“Many times Van had to go to some hotel where Capp was holed up with a woman and get him to write the continuity. When he didn’t, Van did.” Stephen L. Harris
[17] December 6, 1958.
ELLIOT CAPLIN. Elliot Caplin was born at New Haven, Connecticut on December 25, 1913. In addition to Abbie an’ Slats he wrote continuities for the strips Dr. Bobbs, Big Ben Bolt, Long Sam (illustrated by Bob Lubbers), and Heart of Juliet Jones.

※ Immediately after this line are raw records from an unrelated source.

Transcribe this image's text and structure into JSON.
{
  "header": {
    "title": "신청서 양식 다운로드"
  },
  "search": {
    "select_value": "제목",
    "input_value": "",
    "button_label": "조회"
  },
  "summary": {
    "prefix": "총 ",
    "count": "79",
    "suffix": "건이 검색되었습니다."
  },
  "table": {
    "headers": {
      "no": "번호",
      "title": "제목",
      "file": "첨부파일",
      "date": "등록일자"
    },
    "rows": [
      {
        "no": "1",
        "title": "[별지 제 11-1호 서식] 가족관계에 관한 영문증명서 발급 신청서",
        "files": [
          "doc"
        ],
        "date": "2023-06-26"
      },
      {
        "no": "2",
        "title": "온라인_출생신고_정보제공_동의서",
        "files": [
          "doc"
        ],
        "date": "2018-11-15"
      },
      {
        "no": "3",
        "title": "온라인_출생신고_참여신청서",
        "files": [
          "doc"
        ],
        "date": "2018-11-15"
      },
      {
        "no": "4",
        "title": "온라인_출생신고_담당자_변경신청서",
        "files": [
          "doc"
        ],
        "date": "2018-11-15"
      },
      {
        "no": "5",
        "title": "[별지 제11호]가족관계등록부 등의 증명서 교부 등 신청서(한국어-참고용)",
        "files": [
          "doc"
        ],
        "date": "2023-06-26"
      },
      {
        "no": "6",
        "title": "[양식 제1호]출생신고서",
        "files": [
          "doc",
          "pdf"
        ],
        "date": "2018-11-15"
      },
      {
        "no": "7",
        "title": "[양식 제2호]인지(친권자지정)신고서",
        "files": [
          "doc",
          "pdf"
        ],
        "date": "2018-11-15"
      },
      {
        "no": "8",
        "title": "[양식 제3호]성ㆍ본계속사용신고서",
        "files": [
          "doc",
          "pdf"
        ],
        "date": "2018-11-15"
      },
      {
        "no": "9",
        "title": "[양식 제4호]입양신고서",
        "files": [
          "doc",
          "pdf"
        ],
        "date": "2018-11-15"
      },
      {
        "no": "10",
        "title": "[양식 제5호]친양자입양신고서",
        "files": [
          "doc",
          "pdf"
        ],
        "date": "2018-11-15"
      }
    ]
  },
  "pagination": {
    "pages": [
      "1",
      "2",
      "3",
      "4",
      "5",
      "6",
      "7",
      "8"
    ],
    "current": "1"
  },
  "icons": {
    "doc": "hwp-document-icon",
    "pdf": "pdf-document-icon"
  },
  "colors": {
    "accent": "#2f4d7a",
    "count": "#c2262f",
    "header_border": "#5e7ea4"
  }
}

[18] November 8, 1958.
“When Burne Hogarth quit the Tarzan strip Van was asked to draw it. He bowed out, but took over the Tarzan strip as art director, hired Bob Lubbers to draw it and his own son, Richard Van Buren, to write the continuity. Bob Lubbers, who grew up near Great Neck, used to come to Van’s studio as a teenager and show him drawing’s he made while in high school. Every once in a while my cousin would put me into the Tarzan strip… Cool.
[19] May 5, 1955.
I recall Van telling me he was furious with Al Capp because he took Lubbers away from the Tarzan strip. Van had him replaced by John Celardo, who then drew Tarzan for about ten years.” Stephen L. Harris
[20] April 21, 1956.
RETIREMENT. Raeburn L. Van Buren retired Abbie an’ Slats in 1971 and died at the age of 96 years and 11 months, following a fall at his home in Manhasset, New York, Long Island, on December 29, 1987. Van Buren was posthumously honored by the National Cartoonist Society in 1989 with an election to its Hall of Fame.

[21] September 27, 1958.
[22] Kellogg’s All-Bran cereal advertisement, 1940.

READ MORE about Stephen L. Harris’ book Duty, Honor, Privilege: New York’s Silk Stocking Regiment and the Breaking of the Hindenburg Line — HERE.

Gas Attack issues are available in several digital collections — HERE, HERE and HERE.

1 comment:

  1. Enjoyable strip with excellent artwork. Have some old newspaper comic sections with a few that carried Abbie and Slats. The comic, or as Van would say the adventure strips, that were prior to the 1970s were the best. Going from one strip to the other in the old comic sections creates a mood of pure delight.